The Zambezi sun downer cruise is also one of the most popular. Wine is served in the boat while watching the sunset. One can also look forward to seeing local people peddling their mokoros in the river, which is how they move around.

Even though most believe that the tiger fish is renowned for its escape tactics and that only one out of 10 hooked tigers has ever landed in a fishing net, the look on my colleagues’ face when she caught a 2kg tiger fish was remarkably heart-warming as we all stared in envy.

There are fishing opportunities for guests who would like to try out and possibly leave a mark of their fishing skills.

In addition, incidental captures may include thin faced and humpback largemouths, pink happies (bream), three-spot tilapias and the ubiquitous catfish.

With a population of about 450 bird species, Impalila Island Lodge is an authentic bird-watchers’ paradise.

According to Kim Vermeulen, one of the managers at the lodge, the area attracts many bird migrants and the variety of habitats offer specials such as Pels fishing owl, Rock pratincole, African skimmers and Pygmy geese.

Many African cultures have managed to keep and celebrate their cultures; the villagers on the island are a very good example. The 5km village walk to see the 2000-year-old baobab tree is also one of the activities to look forward to.

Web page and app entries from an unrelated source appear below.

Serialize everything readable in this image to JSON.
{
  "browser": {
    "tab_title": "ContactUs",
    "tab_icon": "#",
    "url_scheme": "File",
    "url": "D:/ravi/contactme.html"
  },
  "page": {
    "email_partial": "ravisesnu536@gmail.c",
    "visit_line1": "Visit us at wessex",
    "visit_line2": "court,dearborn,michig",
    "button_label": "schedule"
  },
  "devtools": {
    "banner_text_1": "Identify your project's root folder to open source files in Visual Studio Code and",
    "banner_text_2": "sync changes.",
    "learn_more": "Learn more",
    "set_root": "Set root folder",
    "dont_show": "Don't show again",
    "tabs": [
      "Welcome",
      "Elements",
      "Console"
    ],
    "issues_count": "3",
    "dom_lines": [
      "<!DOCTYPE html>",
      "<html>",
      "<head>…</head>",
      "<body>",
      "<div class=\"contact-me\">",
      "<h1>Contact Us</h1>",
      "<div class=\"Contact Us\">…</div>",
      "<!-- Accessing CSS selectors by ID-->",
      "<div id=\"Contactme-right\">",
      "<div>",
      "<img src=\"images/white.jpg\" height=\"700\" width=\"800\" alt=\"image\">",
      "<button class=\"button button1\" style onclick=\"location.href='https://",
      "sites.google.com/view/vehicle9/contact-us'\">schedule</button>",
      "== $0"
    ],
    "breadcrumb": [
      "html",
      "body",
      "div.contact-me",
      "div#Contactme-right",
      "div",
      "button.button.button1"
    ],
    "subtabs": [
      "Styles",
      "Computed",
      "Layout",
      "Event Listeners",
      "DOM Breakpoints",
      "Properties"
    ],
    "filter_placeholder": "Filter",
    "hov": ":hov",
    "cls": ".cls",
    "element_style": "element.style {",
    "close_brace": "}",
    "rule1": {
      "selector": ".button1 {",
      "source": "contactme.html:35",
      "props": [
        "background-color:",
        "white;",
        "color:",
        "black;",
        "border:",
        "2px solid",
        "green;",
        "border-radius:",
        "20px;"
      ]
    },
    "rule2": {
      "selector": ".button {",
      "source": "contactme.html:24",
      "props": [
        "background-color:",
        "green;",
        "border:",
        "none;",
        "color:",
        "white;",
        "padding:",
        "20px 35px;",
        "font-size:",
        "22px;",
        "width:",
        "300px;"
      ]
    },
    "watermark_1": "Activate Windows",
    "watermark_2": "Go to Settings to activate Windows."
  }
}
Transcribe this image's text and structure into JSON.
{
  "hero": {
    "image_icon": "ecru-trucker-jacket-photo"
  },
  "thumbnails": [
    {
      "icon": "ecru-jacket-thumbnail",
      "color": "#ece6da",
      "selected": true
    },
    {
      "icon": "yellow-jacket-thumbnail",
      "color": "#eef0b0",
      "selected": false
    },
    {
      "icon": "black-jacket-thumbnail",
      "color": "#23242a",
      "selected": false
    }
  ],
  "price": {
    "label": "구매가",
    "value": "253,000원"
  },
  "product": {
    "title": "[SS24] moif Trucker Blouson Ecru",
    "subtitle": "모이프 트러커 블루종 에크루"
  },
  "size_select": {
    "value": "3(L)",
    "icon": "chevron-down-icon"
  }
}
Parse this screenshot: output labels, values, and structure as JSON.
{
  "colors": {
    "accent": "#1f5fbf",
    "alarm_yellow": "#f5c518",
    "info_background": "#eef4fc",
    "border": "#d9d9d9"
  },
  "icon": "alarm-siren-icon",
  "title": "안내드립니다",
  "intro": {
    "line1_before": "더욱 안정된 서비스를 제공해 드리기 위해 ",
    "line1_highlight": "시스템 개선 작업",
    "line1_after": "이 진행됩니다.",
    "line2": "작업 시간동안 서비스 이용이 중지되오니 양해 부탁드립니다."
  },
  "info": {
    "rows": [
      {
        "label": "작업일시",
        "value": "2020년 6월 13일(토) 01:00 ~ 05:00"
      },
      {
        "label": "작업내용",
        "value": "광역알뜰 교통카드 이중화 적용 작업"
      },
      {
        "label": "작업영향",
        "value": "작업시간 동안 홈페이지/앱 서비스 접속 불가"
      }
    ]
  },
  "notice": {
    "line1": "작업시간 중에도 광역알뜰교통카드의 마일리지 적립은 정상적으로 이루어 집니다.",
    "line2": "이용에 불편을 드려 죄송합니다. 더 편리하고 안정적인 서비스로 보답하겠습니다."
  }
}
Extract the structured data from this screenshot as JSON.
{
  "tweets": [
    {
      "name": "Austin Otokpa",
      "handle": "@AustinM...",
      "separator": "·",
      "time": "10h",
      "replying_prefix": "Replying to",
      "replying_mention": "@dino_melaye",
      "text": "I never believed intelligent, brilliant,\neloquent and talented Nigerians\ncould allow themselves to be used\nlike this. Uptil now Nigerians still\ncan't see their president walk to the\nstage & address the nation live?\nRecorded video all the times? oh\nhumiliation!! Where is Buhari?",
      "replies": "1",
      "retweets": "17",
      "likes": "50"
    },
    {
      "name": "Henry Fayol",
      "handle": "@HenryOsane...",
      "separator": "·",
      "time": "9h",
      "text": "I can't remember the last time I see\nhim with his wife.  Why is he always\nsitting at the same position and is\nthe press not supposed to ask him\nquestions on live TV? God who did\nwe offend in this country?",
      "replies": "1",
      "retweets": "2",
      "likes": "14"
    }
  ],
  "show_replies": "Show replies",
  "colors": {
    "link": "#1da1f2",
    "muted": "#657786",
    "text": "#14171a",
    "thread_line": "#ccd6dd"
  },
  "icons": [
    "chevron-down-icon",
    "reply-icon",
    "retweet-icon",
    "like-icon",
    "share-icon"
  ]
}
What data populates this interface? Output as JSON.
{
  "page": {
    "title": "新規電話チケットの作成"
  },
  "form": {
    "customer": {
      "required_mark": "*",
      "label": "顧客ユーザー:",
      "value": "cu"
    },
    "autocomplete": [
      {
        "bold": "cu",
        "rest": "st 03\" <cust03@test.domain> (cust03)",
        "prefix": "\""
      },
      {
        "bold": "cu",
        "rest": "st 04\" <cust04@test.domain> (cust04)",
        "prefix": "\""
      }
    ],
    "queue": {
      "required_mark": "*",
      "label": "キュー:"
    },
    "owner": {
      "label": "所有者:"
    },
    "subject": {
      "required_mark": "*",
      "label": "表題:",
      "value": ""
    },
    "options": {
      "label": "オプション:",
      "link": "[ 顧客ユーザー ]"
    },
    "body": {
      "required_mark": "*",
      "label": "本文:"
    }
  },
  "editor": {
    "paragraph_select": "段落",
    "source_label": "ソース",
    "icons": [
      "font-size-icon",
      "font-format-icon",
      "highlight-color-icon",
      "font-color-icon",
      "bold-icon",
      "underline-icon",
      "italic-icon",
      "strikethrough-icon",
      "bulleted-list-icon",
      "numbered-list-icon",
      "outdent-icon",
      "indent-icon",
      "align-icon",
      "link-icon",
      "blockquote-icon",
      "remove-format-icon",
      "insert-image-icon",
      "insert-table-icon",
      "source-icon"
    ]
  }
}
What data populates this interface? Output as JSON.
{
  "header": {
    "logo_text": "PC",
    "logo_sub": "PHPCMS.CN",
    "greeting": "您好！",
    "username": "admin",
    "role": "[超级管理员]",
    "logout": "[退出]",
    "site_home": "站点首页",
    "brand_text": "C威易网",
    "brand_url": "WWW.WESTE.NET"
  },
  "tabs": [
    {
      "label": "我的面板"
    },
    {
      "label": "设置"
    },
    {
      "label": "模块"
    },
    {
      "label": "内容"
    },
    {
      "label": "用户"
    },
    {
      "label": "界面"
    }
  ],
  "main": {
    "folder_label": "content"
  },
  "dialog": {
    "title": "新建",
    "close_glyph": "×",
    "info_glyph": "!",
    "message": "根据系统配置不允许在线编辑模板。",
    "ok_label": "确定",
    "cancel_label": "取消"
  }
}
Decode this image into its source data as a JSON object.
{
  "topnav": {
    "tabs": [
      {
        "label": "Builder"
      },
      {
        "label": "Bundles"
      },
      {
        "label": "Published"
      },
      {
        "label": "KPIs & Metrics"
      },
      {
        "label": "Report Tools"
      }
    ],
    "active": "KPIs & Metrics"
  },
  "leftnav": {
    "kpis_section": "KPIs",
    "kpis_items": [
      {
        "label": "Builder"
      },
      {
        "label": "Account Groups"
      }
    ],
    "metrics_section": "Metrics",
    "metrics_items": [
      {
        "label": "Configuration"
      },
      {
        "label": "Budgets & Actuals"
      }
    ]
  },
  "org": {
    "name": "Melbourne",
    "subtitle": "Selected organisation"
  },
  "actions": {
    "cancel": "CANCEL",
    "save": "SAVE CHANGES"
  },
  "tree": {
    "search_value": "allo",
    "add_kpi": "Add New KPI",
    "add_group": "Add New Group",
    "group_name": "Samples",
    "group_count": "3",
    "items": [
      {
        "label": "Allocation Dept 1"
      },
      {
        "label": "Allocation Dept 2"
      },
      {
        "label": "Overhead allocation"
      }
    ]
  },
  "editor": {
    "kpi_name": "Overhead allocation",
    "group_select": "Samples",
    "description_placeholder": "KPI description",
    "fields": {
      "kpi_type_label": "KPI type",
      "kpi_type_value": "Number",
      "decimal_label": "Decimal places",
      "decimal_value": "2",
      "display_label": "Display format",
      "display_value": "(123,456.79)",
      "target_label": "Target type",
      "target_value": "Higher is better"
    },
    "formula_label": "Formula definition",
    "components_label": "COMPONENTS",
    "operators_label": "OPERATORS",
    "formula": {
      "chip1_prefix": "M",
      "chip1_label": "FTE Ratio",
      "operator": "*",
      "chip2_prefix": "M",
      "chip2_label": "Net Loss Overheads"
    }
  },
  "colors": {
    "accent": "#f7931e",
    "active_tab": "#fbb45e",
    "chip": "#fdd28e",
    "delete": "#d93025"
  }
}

With a range of healthy foods for those watching their weight, the lodge’s menu has different cuisines. The chef makes sure he prepares different extraordinary dishes every time.

There are also offers for those who want to rent out the whole Island Lodge for about N$39 000. However, for lodgers to enjoy this wonderful experience, it costs N$2840 for a single or a double room, per person per night.

Vermeulen commended the lodge for its uniqueness for being “a very nice place to relax, watch and listen to the wild animals. We have an excellent staff and very delicious food.”

Going to the island from Namibia, you have to cross into Botswana using the Ngoma border post and drive through a game park 80km to Kasani. There are tourist guides waiting with a boat to take you to the island.

The lodge uses a generator for electricity and has 34 very energetic and friendly staff. PF